### EXERCISE INSTRUCTIONS:
Work out how many lines of the material below mention the word "true"; reply with the number only.

● ● ● ●

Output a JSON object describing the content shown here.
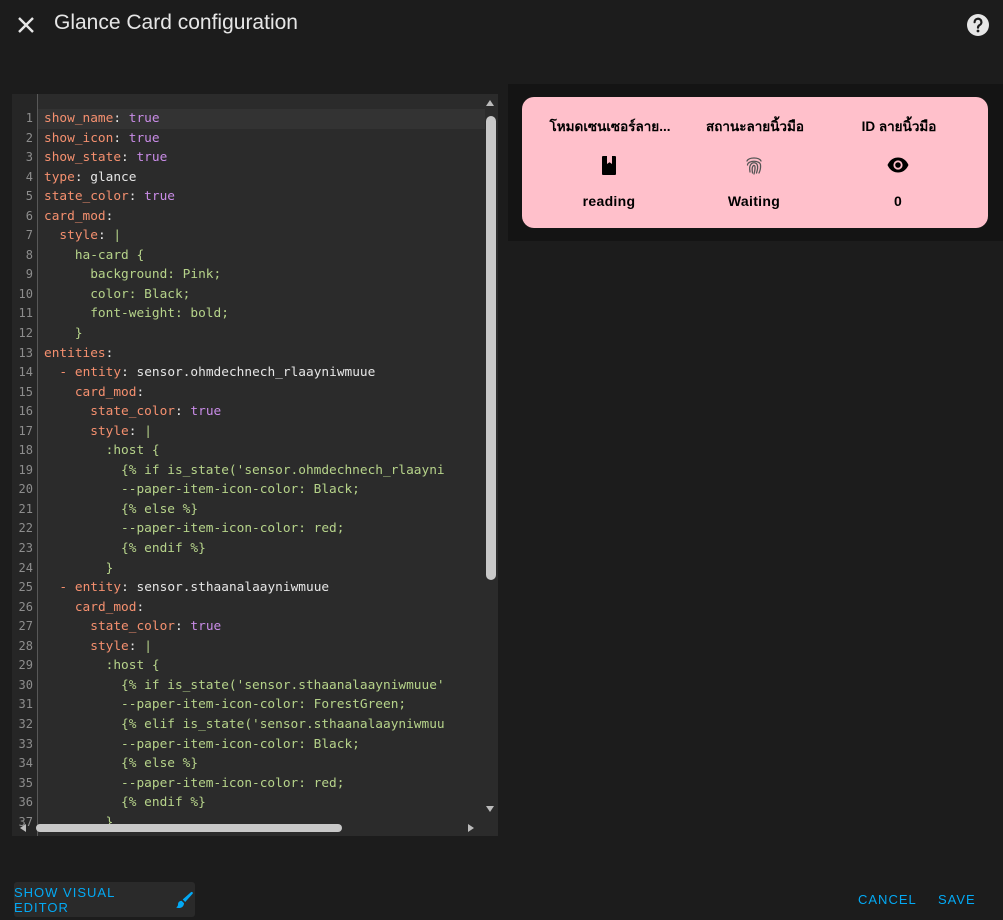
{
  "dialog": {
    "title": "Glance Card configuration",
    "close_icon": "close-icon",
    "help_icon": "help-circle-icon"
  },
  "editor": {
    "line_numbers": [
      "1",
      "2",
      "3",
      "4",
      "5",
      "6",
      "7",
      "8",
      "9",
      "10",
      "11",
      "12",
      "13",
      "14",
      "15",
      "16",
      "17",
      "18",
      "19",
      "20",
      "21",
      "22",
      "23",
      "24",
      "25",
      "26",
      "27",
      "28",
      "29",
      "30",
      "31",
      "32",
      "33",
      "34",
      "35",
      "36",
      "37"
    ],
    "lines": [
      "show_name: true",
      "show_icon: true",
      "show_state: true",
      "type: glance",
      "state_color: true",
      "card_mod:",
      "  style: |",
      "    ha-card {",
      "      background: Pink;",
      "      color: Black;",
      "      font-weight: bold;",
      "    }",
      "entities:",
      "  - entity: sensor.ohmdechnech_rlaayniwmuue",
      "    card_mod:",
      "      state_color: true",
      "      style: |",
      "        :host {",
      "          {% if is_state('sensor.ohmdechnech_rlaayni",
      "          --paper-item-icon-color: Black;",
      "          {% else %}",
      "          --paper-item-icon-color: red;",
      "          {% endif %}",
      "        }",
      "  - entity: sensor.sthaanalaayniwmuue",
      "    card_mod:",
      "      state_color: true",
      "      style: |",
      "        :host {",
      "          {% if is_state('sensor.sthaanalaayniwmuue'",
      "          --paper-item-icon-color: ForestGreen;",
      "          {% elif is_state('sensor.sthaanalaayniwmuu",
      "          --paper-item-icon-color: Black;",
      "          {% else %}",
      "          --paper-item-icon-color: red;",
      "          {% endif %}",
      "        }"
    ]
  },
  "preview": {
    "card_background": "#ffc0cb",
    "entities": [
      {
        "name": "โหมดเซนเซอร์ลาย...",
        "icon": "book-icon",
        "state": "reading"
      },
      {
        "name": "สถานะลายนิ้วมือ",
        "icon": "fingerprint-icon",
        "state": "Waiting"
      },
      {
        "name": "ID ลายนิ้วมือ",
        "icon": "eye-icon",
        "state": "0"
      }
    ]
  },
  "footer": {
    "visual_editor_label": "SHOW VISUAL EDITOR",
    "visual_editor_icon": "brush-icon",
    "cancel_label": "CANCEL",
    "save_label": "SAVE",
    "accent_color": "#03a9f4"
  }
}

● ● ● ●

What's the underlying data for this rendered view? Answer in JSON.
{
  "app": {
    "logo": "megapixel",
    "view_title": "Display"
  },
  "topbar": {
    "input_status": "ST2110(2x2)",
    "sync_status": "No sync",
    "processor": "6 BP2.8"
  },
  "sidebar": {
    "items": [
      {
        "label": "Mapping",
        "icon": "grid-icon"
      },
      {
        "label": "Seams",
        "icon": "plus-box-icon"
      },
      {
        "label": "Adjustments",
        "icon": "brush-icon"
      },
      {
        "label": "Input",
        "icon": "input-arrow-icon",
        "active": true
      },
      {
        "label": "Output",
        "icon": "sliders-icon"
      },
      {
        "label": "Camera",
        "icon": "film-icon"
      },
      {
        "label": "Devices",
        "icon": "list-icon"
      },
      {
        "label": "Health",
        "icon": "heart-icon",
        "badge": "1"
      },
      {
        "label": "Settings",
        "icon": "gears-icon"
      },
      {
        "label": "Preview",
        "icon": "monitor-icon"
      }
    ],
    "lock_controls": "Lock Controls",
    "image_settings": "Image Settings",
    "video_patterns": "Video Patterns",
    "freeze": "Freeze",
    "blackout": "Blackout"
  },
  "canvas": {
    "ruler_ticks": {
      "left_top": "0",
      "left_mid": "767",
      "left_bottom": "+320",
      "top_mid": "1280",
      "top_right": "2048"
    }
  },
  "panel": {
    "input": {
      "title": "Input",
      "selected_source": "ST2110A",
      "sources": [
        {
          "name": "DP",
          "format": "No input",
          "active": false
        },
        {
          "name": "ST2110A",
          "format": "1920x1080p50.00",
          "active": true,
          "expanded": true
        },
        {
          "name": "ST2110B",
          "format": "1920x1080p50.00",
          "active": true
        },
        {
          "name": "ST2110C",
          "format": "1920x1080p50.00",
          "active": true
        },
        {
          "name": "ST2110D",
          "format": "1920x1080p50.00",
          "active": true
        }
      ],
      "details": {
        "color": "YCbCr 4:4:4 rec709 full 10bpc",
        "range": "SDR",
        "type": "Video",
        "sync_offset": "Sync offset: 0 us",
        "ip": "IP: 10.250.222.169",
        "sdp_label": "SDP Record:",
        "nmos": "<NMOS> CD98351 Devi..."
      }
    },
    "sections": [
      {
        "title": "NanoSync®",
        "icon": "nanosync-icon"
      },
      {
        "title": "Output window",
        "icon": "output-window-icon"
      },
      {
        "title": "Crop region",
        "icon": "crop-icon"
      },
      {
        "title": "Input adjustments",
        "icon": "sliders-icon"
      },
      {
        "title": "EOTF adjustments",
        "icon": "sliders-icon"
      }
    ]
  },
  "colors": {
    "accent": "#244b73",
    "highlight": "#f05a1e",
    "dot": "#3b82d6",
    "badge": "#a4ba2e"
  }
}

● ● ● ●

### SOLVED EXERCISE:
12